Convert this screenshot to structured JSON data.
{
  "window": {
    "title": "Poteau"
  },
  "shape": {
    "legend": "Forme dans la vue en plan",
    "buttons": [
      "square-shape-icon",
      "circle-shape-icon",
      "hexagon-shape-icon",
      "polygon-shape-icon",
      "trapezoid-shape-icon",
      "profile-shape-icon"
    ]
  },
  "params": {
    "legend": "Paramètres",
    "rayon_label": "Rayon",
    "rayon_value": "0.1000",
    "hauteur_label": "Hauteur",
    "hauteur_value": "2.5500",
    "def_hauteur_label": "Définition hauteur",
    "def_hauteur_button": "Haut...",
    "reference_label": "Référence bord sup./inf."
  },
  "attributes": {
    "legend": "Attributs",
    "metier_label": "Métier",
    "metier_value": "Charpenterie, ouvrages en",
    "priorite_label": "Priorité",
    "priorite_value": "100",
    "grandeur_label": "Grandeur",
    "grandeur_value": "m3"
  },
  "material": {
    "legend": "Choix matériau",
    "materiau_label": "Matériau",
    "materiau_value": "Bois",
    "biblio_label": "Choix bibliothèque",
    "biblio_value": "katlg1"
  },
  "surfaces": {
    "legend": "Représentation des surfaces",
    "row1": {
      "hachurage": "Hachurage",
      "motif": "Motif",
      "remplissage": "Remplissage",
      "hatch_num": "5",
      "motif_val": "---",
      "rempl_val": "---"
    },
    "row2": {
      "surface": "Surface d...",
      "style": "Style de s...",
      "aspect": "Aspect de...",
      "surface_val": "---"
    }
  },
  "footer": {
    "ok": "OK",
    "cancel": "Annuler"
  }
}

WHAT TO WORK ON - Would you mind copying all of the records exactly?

ANSWER BOX -
Convert this screenshot to structured JSON data.
{
  "window": {
    "title": "Poteau"
  },
  "shape": {
    "legend": "Forme dans la vue en plan",
    "buttons": [
      "square-shape-icon",
      "circle-shape-icon",
      "hexagon-shape-icon",
      "polygon-shape-icon",
      "trapezoid-shape-icon",
      "profile-shape-icon"
    ]
  },
  "params": {
    "legend": "Paramètres",
    "rayon_label": "Rayon",
    "rayon_value": "0.1000",
    "hauteur_label": "Hauteur",
    "hauteur_value": "2.5500",
    "def_hauteur_label": "Définition hauteur",
    "def_hauteur_button": "Haut...",
    "reference_label": "Référence bord sup./inf."
  },
  "attributes": {
    "legend": "Attributs",
    "metier_label": "Métier",
    "metier_value": "Charpenterie, ouvrages en",
    "priorite_label": "Priorité",
    "priorite_value": "100",
    "grandeur_label": "Grandeur",
    "grandeur_value": "m3"
  },
  "material": {
    "legend": "Choix matériau",
    "materiau_label": "Matériau",
    "materiau_value": "Bois",
    "biblio_label": "Choix bibliothèque",
    "biblio_value": "katlg1"
  },
  "surfaces": {
    "legend": "Représentation des surfaces",
    "row1": {
      "hachurage": "Hachurage",
      "motif": "Motif",
      "remplissage": "Remplissage",
      "hatch_num": "5",
      "motif_val": "---",
      "rempl_val": "---"
    },
    "row2": {
      "surface": "Surface d...",
      "style": "Style de s...",
      "aspect": "Aspect de...",
      "surface_val": "---"
    }
  },
  "footer": {
    "ok": "OK",
    "cancel": "Annuler"
  }
}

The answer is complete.